HOCR: In the driver’s seat

Three miles. Seven bridges. 4 rowers and me in a bucket-rigged bow-loader.

The 2013 Head of the Charles was the fourth year I had the opportunity to steer the course for a boat from DC Strokes Rowing Club based in Washington, D.C. In 2010 it was a MC4+. In 2011 and 2012, men’s 8s – lots of power and speed and hanging on tight to the steering ropes through the bridges. Then it was a bow loader MM4+ in 2013 – awesome line-of-site through each bridge and around each turn. This year, a MM4+ starboard bucket-rig bow loader.

I’ve been involved with rowing since 2001 and have a solid handle on steering, strategy, overtaking boats, etc., but when it comes to knowing courses we only row once a season, notes are my friends. I learned this the hard way.

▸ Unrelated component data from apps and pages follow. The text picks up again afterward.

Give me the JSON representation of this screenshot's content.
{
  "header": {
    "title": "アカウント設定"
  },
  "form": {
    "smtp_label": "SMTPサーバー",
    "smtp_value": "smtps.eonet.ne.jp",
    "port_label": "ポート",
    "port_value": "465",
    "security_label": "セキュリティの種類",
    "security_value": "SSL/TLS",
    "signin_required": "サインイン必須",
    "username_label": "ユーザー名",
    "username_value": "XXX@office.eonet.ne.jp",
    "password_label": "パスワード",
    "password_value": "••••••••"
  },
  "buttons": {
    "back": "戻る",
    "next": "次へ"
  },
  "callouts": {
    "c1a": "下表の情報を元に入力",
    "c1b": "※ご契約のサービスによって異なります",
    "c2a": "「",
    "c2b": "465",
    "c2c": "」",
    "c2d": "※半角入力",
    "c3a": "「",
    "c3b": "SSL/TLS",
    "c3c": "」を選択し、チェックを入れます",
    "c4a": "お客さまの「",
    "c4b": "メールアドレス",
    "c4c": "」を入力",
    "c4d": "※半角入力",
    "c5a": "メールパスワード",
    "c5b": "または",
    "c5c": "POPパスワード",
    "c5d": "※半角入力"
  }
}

My first year at HOCR (2010), I was a bit over-confident, and – I’m embarrassed to say – definitely under-prepared when it came to knowing the course. “Three miles, a bunch of bridges, some turns, yeah, yeah, I got it.” Someone told me there was a big yellow buoy at the 2-mile mark, where the coach wanted me to call a rating build and get the crew prepared for a quick and strong mile to the finish line.

We’d passed under some bridges and made some turns, but I hadn’t been on task and keeping track of the course. The boat was moving well and before I knew it, there was a yellow buoy! Sweet! “Rating up 2 beats. Moving into the final mile.” The boat surged and I listened to the sound of the oars plunk in, and the oar locks clink at each finish. Things were going great, we were flying down the course. And then I saw it. Another yellow buoy. *#@!

I didn’t know there were buoys at the 1-mile and 2-mile mark. I stammered some phrases that will not be repeated here, and tried to convince the crew that everything would be okay for one more mile. In the end, the rowers were spent and frustrated. And I learned that a coxswain can’t be cocky.

The night before HOCR 2013, I made sure to watch the official coxswain video, which reviews navigation, safety, sportsmanship, and tactics. Taking notes throughout to supplement what I already knew about course, I worked up a cheat sheet on a sticky pad, small enough to hold in the palm of my hand on race day. It was just enough of a reference to keep me in-line, on task, and offering witty motivation mile after mile.

A big shout out to my crew, who placed 12th – high enough in the rankings to earn an automatic entry to HOCR in 2014!